Designers and brands have expressed mounting concerns about the impact Brexit could have on the industry’s global status, as the UK gears up to welcome visitors from 58 countries to London Fashion Week.
Despite the usual buzz in the days leading up to the event on 16-20 September, designers have warned that the Brexit vote has already had a significant impact, particularly as the weakness of sterling has weighed on the cost of production.
“Our raw materials, as they are from Europe, are all more expensive now as the pound has dropped so low,” said London Fashion Week designer Phoebe English. “This has been difficult to factor in, as we have already costed our production and sold it.
“We have also lost potential sponsorship from large companies that are now more cautious about funding external parties.
“Our manufacturers are in a state of disarray and confusion about whether they can continue to work in this country, which is obviously very distressing to everyone concerned.
“We have even had some employees targeted with hate crimes and others who have just arrived with us who are now fearful they may not be able to stay here.”
Catherine Teatum, one half of design duo Teatum Jones, agreed: “Our suppliers’ prices have changed. We work with luxury mills, most of which are based in Europe. The pound being weaker means we’ve had to adapt our budgets for fabric developments. There has been a weird sensation of wariness in phone calls with suppliers – they’ve been asking, ‘Why don’t you want to be in Europe?’”
There are also concerns the UK could lose its status as a breeding ground for fashion talent.
English said: “I have had students interning for me who are now disinclined to return to England and continue studying here because they feel unwelcome in this country. British fashion is collaborative and it is international – if the government refuses to allow the freedom of movement of people, both of those things will be in danger.”
Teatum and her design partner Rob Jones won the Centre for Fashion Enterprise’s Venture Award, which is funded by the European Union, in 2013.
“It was invaluable,“ said Teatum. “It came with mentorship and a small investment, and helped us grow to the next stage. What happens to young designers if that’s wiped away? That funding needs to be protected.”
However, Peter Ruis, chief executive of Jigsaw, which is showing during London Fashion Week for the first time this season, said the industry will pull together for the event: “For London Fashion Week we will all come together. The vast majority of the fashion industry voted to remain, but from the smallest designer to the biggest retailer we all have to adapt to a new reality- whatever that is. Everyone will be making it desperately clear that the UK is still in business and we want the consumer to have fun and enjoy it.”
London Fashion Week Men’s designer Kestin Hare said there were many positives following the Brexit vote: a weaker pound has made his collection more affordable for international wholesale accounts and has also boosted interest from UK independents.

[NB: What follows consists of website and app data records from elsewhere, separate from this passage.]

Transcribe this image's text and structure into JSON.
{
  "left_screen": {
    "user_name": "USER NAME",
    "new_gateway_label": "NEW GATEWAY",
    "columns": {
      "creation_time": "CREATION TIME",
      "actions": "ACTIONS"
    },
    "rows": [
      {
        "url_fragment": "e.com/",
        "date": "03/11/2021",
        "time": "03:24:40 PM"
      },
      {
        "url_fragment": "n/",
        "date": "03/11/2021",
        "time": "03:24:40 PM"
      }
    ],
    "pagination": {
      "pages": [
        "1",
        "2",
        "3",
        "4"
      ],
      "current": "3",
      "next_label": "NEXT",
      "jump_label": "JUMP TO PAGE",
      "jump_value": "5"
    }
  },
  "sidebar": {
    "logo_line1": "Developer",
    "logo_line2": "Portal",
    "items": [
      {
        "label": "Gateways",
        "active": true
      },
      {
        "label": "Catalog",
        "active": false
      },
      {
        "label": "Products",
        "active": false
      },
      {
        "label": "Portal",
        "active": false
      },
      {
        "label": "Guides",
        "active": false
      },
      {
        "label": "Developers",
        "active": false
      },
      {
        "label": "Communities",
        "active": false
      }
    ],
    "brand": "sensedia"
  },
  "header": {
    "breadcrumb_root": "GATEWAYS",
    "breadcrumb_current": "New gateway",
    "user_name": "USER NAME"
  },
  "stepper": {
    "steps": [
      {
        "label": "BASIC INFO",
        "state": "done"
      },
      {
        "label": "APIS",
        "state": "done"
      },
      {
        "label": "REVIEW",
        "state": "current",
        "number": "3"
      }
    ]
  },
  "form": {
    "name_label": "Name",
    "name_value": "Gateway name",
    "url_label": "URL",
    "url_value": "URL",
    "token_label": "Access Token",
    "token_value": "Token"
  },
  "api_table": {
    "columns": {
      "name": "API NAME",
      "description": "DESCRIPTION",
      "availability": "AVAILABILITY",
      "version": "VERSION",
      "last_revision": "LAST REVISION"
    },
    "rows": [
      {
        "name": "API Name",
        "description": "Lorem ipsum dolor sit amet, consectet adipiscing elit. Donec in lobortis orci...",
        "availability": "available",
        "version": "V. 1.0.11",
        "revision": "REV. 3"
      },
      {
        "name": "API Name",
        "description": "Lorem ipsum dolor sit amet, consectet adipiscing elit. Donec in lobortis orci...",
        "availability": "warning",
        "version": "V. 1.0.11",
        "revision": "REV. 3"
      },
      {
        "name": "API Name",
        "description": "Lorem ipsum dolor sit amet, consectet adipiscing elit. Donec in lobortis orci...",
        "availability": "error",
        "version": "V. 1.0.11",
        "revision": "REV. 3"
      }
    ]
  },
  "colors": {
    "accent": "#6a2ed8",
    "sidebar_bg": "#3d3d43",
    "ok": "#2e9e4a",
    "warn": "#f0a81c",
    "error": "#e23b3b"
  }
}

“Having just closed our order books for spring 17, we have seen an increase in both orders from the UK and internationally,” said Hare. “We were worried about buyer confidence following the Brexit vote but the weakened pound makes us a lot more attractive to our European accounts, so our business has increased there. In the UK we are seeing a lot of indies upping their orders as with us they have the security of buying in pounds.”
Jenny Holloway, chief executive of london-based manufacturer Fashion Enter, which is working with London Fashion Week designers including Matthew Williamson, agreed the weaker pound had been good for business: “We’ve been very busy with exports on the back of the pound being lower so it has had a positive impact on us.”
With regard to whether Brexit will damage the UK fashion industry she added: “I think cream rises to the top. We have cutting edge designers and they will always find access to the market place. We are un-phased by Brexit”.
The British Fashion Council, which organises London Fashion Week and London Fashion Week Men’s, conducted a series of Brexit round tables with designers and brands over the summer, and is now in discussions with the government to ensure that the fashion industry is a core priority in the negotiations.
BFC chief executive Caroline Rush is bullish about the industry’s future outside the EU: “London Fashion Week is one of the first major global events in the UK since the referendum and it is an opportunity to prove that London and the UK remain open for business and international trade,” she told Drapers.